- YOUR ASSIGNMENT
Nothing should differ between your output and the entries below.

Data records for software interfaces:

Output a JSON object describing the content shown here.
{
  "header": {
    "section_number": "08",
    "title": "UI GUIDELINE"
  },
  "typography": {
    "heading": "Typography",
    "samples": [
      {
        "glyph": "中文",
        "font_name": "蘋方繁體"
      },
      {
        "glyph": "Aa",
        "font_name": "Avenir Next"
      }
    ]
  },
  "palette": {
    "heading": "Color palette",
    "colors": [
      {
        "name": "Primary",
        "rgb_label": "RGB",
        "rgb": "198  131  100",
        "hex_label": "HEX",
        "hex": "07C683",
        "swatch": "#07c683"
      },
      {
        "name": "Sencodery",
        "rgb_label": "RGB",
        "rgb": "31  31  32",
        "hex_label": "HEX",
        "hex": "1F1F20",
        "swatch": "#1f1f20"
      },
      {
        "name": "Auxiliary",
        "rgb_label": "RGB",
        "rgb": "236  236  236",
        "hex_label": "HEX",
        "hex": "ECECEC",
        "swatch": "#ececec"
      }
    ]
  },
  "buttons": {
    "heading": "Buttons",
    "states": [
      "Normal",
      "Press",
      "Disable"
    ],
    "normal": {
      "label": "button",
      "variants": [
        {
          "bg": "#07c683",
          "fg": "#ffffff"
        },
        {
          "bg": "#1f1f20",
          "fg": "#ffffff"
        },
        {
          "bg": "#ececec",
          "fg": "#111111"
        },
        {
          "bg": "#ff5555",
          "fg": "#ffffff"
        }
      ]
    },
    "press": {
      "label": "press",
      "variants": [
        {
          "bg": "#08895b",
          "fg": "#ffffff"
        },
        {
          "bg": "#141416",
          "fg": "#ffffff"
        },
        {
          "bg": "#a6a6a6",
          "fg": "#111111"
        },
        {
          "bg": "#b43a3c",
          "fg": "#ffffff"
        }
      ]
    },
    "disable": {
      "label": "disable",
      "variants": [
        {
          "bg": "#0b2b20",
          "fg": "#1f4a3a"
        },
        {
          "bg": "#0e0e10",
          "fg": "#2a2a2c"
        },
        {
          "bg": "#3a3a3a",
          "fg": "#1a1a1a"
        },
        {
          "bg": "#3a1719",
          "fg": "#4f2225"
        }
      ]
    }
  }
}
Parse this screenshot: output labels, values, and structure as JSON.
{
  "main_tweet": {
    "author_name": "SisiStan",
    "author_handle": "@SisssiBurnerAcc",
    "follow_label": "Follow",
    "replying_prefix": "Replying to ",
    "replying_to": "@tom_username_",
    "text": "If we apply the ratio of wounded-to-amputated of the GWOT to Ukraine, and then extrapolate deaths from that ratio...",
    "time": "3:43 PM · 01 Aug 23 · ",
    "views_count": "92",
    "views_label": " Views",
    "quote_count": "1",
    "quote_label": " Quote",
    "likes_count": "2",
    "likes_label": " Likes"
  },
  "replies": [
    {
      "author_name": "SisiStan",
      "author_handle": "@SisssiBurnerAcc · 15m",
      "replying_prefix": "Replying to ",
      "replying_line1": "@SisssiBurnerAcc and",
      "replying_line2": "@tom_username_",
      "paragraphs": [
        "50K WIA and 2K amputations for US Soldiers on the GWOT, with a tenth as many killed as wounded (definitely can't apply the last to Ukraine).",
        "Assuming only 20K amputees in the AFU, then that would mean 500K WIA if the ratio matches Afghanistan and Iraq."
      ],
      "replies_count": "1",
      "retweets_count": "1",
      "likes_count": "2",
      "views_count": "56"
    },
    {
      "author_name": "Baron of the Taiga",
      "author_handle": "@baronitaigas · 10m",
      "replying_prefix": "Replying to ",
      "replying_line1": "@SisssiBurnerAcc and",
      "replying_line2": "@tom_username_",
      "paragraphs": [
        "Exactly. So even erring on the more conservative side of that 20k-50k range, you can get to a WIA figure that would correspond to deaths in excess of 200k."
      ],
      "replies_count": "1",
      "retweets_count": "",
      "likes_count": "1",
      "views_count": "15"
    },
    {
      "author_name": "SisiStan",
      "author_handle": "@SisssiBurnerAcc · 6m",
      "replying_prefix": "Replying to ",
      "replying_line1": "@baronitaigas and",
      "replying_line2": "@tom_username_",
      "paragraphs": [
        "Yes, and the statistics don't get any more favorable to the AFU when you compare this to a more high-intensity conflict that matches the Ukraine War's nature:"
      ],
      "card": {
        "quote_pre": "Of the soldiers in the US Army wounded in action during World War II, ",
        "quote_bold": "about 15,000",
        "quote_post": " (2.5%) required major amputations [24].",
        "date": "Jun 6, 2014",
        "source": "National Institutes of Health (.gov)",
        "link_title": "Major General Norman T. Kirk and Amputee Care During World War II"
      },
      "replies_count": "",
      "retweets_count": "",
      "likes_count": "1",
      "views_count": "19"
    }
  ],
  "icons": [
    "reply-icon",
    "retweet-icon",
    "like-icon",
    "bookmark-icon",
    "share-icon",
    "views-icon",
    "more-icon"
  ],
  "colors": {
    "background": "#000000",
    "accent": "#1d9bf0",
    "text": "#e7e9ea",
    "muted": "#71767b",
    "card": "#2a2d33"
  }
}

- WRITTEN RESPONSE
Output a JSON object describing the content shown here.
{
  "header": {
    "section_number": "08",
    "title": "UI GUIDELINE"
  },
  "typography": {
    "heading": "Typography",
    "samples": [
      {
        "glyph": "中文",
        "font_name": "蘋方繁體"
      },
      {
        "glyph": "Aa",
        "font_name": "Avenir Next"
      }
    ]
  },
  "palette": {
    "heading": "Color palette",
    "colors": [
      {
        "name": "Primary",
        "rgb_label": "RGB",
        "rgb": "198  131  100",
        "hex_label": "HEX",
        "hex": "07C683",
        "swatch": "#07c683"
      },
      {
        "name": "Sencodery",
        "rgb_label": "RGB",
        "rgb": "31  31  32",
        "hex_label": "HEX",
        "hex": "1F1F20",
        "swatch": "#1f1f20"
      },
      {
        "name": "Auxiliary",
        "rgb_label": "RGB",
        "rgb": "236  236  236",
        "hex_label": "HEX",
        "hex": "ECECEC",
        "swatch": "#ececec"
      }
    ]
  },
  "buttons": {
    "heading": "Buttons",
    "states": [
      "Normal",
      "Press",
      "Disable"
    ],
    "normal": {
      "label": "button",
      "variants": [
        {
          "bg": "#07c683",
          "fg": "#ffffff"
        },
        {
          "bg": "#1f1f20",
          "fg": "#ffffff"
        },
        {
          "bg": "#ececec",
          "fg": "#111111"
        },
        {
          "bg": "#ff5555",
          "fg": "#ffffff"
        }
      ]
    },
    "press": {
      "label": "press",
      "variants": [
        {
          "bg": "#08895b",
          "fg": "#ffffff"
        },
        {
          "bg": "#141416",
          "fg": "#ffffff"
        },
        {
          "bg": "#a6a6a6",
          "fg": "#111111"
        },
        {
          "bg": "#b43a3c",
          "fg": "#ffffff"
        }
      ]
    },
    "disable": {
      "label": "disable",
      "variants": [
        {
          "bg": "#0b2b20",
          "fg": "#1f4a3a"
        },
        {
          "bg": "#0e0e10",
          "fg": "#2a2a2c"
        },
        {
          "bg": "#3a3a3a",
          "fg": "#1a1a1a"
        },
        {
          "bg": "#3a1719",
          "fg": "#4f2225"
        }
      ]
    }
  }
}
Parse this screenshot: output labels, values, and structure as JSON.
{
  "main_tweet": {
    "author_name": "SisiStan",
    "author_handle": "@SisssiBurnerAcc",
    "follow_label": "Follow",
    "replying_prefix": "Replying to ",
    "replying_to": "@tom_username_",
    "text": "If we apply the ratio of wounded-to-amputated of the GWOT to Ukraine, and then extrapolate deaths from that ratio...",
    "time": "3:43 PM · 01 Aug 23 · ",
    "views_count": "92",
    "views_label": " Views",
    "quote_count": "1",
    "quote_label": " Quote",
    "likes_count": "2",
    "likes_label": " Likes"
  },
  "replies": [
    {
      "author_name": "SisiStan",
      "author_handle": "@SisssiBurnerAcc · 15m",
      "replying_prefix": "Replying to ",
      "replying_line1": "@SisssiBurnerAcc and",
      "replying_line2": "@tom_username_",
      "paragraphs": [
        "50K WIA and 2K amputations for US Soldiers on the GWOT, with a tenth as many killed as wounded (definitely can't apply the last to Ukraine).",
        "Assuming only 20K amputees in the AFU, then that would mean 500K WIA if the ratio matches Afghanistan and Iraq."
      ],
      "replies_count": "1",
      "retweets_count": "1",
      "likes_count": "2",
      "views_count": "56"
    },
    {
      "author_name": "Baron of the Taiga",
      "author_handle": "@baronitaigas · 10m",
      "replying_prefix": "Replying to ",
      "replying_line1": "@SisssiBurnerAcc and",
      "replying_line2": "@tom_username_",
      "paragraphs": [
        "Exactly. So even erring on the more conservative side of that 20k-50k range, you can get to a WIA figure that would correspond to deaths in excess of 200k."
      ],
      "replies_count": "1",
      "retweets_count": "",
      "likes_count": "1",
      "views_count": "15"
    },
    {
      "author_name": "SisiStan",
      "author_handle": "@SisssiBurnerAcc · 6m",
      "replying_prefix": "Replying to ",
      "replying_line1": "@baronitaigas and",
      "replying_line2": "@tom_username_",
      "paragraphs": [
        "Yes, and the statistics don't get any more favorable to the AFU when you compare this to a more high-intensity conflict that matches the Ukraine War's nature:"
      ],
      "card": {
        "quote_pre": "Of the soldiers in the US Army wounded in action during World War II, ",
        "quote_bold": "about 15,000",
        "quote_post": " (2.5%) required major amputations [24].",
        "date": "Jun 6, 2014",
        "source": "National Institutes of Health (.gov)",
        "link_title": "Major General Norman T. Kirk and Amputee Care During World War II"
      },
      "replies_count": "",
      "retweets_count": "",
      "likes_count": "1",
      "views_count": "19"
    }
  ],
  "icons": [
    "reply-icon",
    "retweet-icon",
    "like-icon",
    "bookmark-icon",
    "share-icon",
    "views-icon",
    "more-icon"
  ],
  "colors": {
    "background": "#000000",
    "accent": "#1d9bf0",
    "text": "#e7e9ea",
    "muted": "#71767b",
    "card": "#2a2d33"
  }
}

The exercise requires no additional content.